Schools weigh Affordable Care Act costPublished 8:24pm Tuesday, July 2, 2013
Annual fees approaching $180,000 and the possibility of penalties is the cost of the new health care law on Suffolk Public Schools, its finance director says.
Unlike many of us, Wendy Forsman doesn’t have the luxury of quietly ignoring the fine print of the Affordable Care Act — “a massive document,” she told School Board members this week.
The school district is subject to the act’s “pay or play” mandate because it has more than 50 employees, Forsman reported.
But it could get a yearlong reprieve. Late Tuesday, national media outlets were reporting President Barack Obama is expected to delay the implementation of the employer mandate until 2015.
When the mandate does go into effect, the district can either not offer coverage and pay $2,000 per employee annually, or provide coverage but pay a penalty for any qualified employee who uses the exchange the act requires states to establish, where individuals and businesses can select affordable plans.

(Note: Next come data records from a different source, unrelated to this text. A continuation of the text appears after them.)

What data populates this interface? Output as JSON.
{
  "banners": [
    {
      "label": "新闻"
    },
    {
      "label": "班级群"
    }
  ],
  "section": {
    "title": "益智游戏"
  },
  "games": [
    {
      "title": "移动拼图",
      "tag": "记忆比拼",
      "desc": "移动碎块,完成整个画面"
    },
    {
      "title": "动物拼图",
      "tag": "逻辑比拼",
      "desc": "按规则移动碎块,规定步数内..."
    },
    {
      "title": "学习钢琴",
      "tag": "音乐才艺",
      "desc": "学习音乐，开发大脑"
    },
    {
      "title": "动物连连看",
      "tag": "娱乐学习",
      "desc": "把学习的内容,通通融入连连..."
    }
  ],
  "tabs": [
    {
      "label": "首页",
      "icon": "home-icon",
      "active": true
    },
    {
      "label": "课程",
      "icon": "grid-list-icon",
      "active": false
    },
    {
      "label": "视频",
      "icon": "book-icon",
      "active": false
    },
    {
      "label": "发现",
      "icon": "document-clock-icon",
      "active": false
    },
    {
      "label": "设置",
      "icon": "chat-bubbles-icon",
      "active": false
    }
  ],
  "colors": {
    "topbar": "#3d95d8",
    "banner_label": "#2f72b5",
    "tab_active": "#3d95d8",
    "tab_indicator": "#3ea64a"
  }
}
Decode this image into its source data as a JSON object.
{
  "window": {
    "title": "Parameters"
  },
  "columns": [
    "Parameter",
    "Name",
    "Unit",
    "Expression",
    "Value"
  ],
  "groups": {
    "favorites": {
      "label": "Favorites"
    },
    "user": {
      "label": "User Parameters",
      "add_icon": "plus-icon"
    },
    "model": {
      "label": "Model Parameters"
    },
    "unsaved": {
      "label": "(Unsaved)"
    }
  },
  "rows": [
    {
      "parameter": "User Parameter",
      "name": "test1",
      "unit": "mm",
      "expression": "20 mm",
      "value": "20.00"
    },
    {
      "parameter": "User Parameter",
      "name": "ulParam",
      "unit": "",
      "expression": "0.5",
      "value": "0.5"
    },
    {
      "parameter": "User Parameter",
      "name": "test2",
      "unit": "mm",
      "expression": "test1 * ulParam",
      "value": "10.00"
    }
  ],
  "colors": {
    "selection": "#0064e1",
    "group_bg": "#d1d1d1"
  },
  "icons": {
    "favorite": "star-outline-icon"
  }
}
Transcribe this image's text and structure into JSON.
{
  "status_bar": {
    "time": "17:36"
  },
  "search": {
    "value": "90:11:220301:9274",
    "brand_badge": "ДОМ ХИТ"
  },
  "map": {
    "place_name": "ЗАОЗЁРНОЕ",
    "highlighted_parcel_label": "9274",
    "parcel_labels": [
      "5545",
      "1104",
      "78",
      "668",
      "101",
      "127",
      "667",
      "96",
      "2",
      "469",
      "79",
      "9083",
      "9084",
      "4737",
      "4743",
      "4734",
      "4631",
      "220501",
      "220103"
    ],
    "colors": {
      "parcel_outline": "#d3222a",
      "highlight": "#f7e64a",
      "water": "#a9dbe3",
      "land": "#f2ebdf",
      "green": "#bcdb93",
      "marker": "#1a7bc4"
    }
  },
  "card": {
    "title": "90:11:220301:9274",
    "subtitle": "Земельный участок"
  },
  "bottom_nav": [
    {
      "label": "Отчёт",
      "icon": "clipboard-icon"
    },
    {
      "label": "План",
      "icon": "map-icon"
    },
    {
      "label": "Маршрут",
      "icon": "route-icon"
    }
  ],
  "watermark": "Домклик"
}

Suffolk Public Schools appears to be going with the “play” option, requiring it to offer insurance covering at least 60 percent of average medical costs to employees working at least 30 hours per week for at least 90 days, Forsman said.
Also, the cost of coverage for employees making less than four times the federal poverty line cannot exceed 9.5 percent of their household income, and that poses the greatest risk for the district penalty-wise, Forsman said.
“We have no way of determining household income, so we have to look at individual income and assume that’s all they have,” she said.
If the assumption is wrong, the penalty kicks in.
“If we offer insurance and the employee goes to the exchange and are eligible for the exchange, we have to pay $3,000 as a penalty,” Forsman said.
The requirement to extend coverage to all employees working 30 or more hours a week, known as “fair access,” also could be problematic when it comes to substitute teachers, whose hours can creep above the threshold.
The district has taken steps to ensure employees working 30 or more hours a week and exceeding the income threshold are getting coverage, Forsman said.
Software handling substitute placements can also be set to ensure employees don’t exceed 29 hours, she said.
“We feel like we are in a good position to not pay that penalty,” she said.
Despite its efforts to avoid penalties, the district will still have to pay Transitional Reinsurance and Insurance fees to the Department of Health and Human Services, and Patient Centered Outcomes Research fees to the IRS, with an estimated annual cost of $172,500 and $5,476, respectively.
It will also have to devote extra staff time generating several employee notices about the new options, Forsman added.